Monash University. (2010, November 12). A love game: Fish courtship more complex than thought. ScienceDaily. Retrieved January 27, 2015 from www.sciencedaily.com/releases/2010/11/101110101346.htm
Monash University. "A love game: Fish courtship more complex than thought." ScienceDaily. www.sciencedaily.com/releases/2010/11/101110101346.htm (accessed January 27, 2015).

Share This


More From ScienceDaily



More Plants & Animals News

Tuesday, January 27, 2015

Featured Research

from universities, journals, and other organizations


Featured Videos

from AP, Reuters, AFP, and other news services

Aquaponics Turn Suburban Industrial Park Into Farmland: Hume

Aquaponics Turn Suburban Industrial Park Into Farmland: Hume

The Toronto Star (Jan. 27, 2015) Ancient techniques of growing greens with fish and water are well ahead of Toronto bylaws.
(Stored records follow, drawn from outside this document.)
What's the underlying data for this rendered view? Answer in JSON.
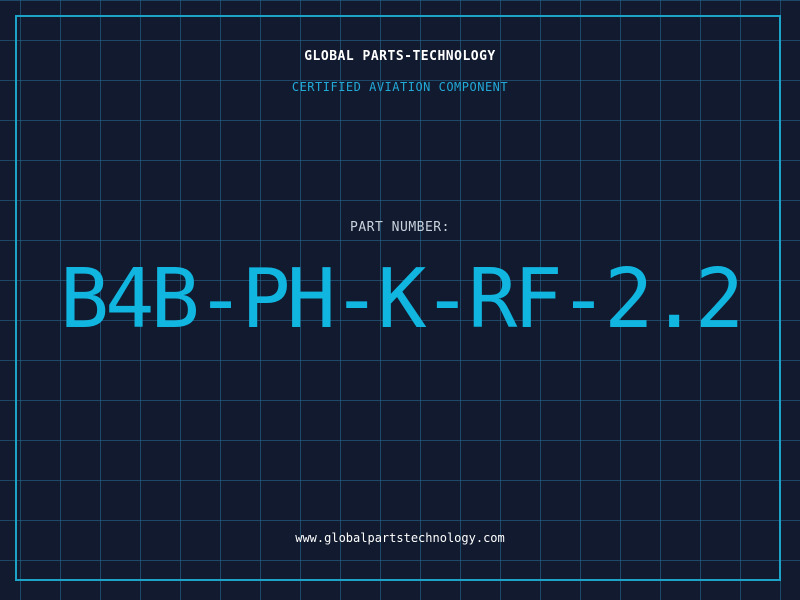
{
  "header": {
    "company": "GLOBAL PARTS-TECHNOLOGY",
    "subtitle": "CERTIFIED AVIATION COMPONENT"
  },
  "main": {
    "label": "PART NUMBER:",
    "part_number": "B4B-PH-K-RF-2.2"
  },
  "footer": {
    "url": "www.globalpartstechnology.com"
  },
  "colors": {
    "background": "#111a2e",
    "grid": "#286e96",
    "accent": "#10b5e0",
    "border": "#1ea3c8",
    "text": "#ffffff"
  }
}
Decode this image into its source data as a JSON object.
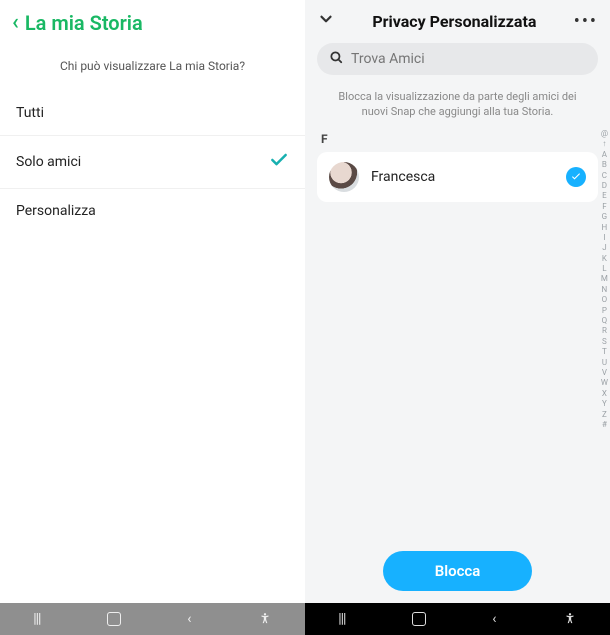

Video provided by The Toronto Star
Powered by NewsLook.com
How To: Mixed Green Salad Topped With Camembert Cheese

How To: Mixed Green Salad Topped With Camembert Cheese

Rumble (Jan. 26, 2015) Learn how to make a mixed green salad topped with a pan-seared camembert cheese in only a minute! Music: Courtesy of Audio Network. Video provided by Rumble
Powered by NewsLook.com
Water Fleas Prepare for Space Voyage

Water Fleas Prepare for Space Voyage

Reuters - Innovations Video Online (Jan. 26, 2015) Scientists are preparing a group of water fleas for a unique voyage into space. The aquatic crustaceans, known as Daphnia, can be used as a miniature model for biomedical research, and their reproductive and swimming behaviour will be tested for signs of stress while on board the International Space Station. Jim Drury went to meet the team. Video provided by Reuters
Powered by NewsLook.com
Husky Puppy Plays With Ferret

Husky Puppy Plays With Ferret

Rumble (Jan. 26, 2015) It looks like this 2-month-old Husky puppy and the family ferret are going to be the best of friends. Look at how much fun they&apos;re having together! Credit to &apos;Vira&apos;. Video provided by Rumble
Powered by NewsLook.com

Search ScienceDaily

Number of stories in archives: 140,361

Find with keyword(s):
Enter a keyword or phrase to search ScienceDaily for related topics and research stories.

Save/Print:
Share:

Breaking News:

Strange & Offbeat Stories


Plants & Animals

Earth & Climate

Fossils & Ruins

In Other News

... from NewsDaily.com

Science News

Health News

Environment News

Technology News



Save/Print:
Share:

Free Subscriptions


Get the latest science news with ScienceDaily's free email newsletters, updated daily and weekly. Or view hourly updated newsfeeds in your RSS reader:

Get Social & Mobile


Keep up to date with the latest news from ScienceDaily via social networks and mobile apps:

Have Feedback?


Tell us what you think of ScienceDaily -- we welcome both positive and negative comments. Have any problems using the site? Questions?
Mobile: iPhone Android Web
Follow: Facebook Twitter Google+
Subscribe: RSS Feeds Email Newsletters
Latest Headlines Health & Medicine Mind & Brain Space & Time Matter & Energy Computers & Math Plants & Animals Earth & Climate Fossils & Ruins